Several transponder arrangements have been developed. One such transponder arrangement is described in U.S. Pat. No. 5,053,774 issued on Oct. 1, 1991, incorporated herein by reference. This patent describes a transponder unit which has a low energy requirement and does not need its own power source.
Each of these systems, as well as others, requires an antenna for each of the interrogation unit and transponder to transmit and receive signals. Therefore, there is a need for antennas with a high quality factor (Q), light weight, and manufacturable at a low cost.
One air coil 10 which has previously been used as an antenna is illustrated in FIG. 1. The air coil 10 is formed from a cylindrical wire 12 which is wound around a core 14, typically an air gap. The prior an air coil 10, however, has a number of problems. For example, these air coils have a lower Q than is desirable. In addition, smaller and lighter antennas are desired.
In one aspect, the present invention provides an air coil. In one application, this air coil can be used as an antenna for a transponder or interrogation unit as described in the '774 patent or in other systems such as the ones described in application Ser. No. 07/981,635 or 08/233,839, both of which are incorporated herein by reference. In a first embodiment, the air coil is made from a strip of electrically conductive material and an insulating material which overlies the strip. The strip is wound in a coil to form a plurality of windings. The insulating material electrically insulates each of the windings from adjacent ones of the windings.
The air coil antenna of the present invention is particularly useful with applications which require light, compact antennas but also need high performance. One such application is security badges. The security badge could include a card with an air coil of the present invention incorporated into it. A transponder would then be electrically coupled to the antenna and could be physically attached to the card.
An antenna of the present invention provides an advantage over other devices because of the high quality factor or Q. In this context, the Q is defined as a ratio between the imaginary and real components of the impedance. Since the antenna windings are flat, the Q is high because the distributed capacitance is lower than with standard antennas. In addition, the current distribution in one winding gets better.
Further, the skin effects are minimized because the wire strip has a larger surface area than cylindrical wires.
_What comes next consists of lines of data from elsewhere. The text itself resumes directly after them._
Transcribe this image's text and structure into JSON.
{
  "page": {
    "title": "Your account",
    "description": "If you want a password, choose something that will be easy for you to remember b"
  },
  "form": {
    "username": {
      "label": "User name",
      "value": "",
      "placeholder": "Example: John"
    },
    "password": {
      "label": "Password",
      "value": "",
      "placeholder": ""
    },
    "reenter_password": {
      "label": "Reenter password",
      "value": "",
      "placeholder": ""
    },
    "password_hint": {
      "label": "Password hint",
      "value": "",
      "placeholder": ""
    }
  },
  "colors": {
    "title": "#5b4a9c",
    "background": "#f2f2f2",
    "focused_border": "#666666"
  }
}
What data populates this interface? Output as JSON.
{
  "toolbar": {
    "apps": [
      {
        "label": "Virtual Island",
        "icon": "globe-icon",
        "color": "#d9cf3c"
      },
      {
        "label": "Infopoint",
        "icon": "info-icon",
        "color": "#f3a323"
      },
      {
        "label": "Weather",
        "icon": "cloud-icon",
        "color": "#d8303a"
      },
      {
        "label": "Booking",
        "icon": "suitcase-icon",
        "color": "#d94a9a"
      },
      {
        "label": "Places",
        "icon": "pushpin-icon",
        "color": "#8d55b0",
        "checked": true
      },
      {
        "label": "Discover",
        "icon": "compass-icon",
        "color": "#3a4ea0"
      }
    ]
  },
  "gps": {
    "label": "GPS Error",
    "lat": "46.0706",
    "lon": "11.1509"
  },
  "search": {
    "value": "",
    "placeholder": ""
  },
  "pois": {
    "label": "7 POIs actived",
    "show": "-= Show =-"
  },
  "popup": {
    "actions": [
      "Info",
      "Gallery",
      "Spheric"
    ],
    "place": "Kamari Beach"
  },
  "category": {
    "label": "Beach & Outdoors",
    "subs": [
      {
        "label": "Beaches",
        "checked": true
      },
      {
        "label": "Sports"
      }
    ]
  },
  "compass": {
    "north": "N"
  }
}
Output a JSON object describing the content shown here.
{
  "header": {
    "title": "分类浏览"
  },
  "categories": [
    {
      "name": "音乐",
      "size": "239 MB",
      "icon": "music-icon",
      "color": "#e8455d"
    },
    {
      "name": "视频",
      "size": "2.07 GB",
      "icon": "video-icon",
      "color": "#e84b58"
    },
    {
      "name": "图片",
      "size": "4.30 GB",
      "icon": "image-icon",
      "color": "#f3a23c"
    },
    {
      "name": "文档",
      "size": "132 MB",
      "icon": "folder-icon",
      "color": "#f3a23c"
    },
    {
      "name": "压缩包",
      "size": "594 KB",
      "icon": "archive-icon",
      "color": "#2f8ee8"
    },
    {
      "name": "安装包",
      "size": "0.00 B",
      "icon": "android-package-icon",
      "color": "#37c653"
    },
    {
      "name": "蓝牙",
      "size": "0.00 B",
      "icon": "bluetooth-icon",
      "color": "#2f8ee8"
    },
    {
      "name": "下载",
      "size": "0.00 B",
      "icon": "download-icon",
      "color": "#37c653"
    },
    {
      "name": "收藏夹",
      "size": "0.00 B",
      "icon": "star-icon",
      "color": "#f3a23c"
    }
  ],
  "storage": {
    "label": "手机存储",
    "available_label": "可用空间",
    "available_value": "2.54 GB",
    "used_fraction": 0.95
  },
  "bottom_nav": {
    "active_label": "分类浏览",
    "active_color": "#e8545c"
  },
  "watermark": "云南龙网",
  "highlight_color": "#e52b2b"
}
As is known, the skin effect is an effect where current only flows at the surface of the conductor at high frequencies instead of through the whole cross section of a conductor as is the case with a DC current.
Another advantage of an air coil using a strip instead of a wire is the improved fill factor. The fill factor is a measure of the volume of conductor as a percent of the volume of the entire air coil (i.e., conductor and insulator). Since the flat strips stack there is less space between conductor windings than in a honeycomb arrangement as would be found in an air coil formed of cylindrical wire. This improvement in fill factor leads to an air coil which is more compact, lighter and thinner.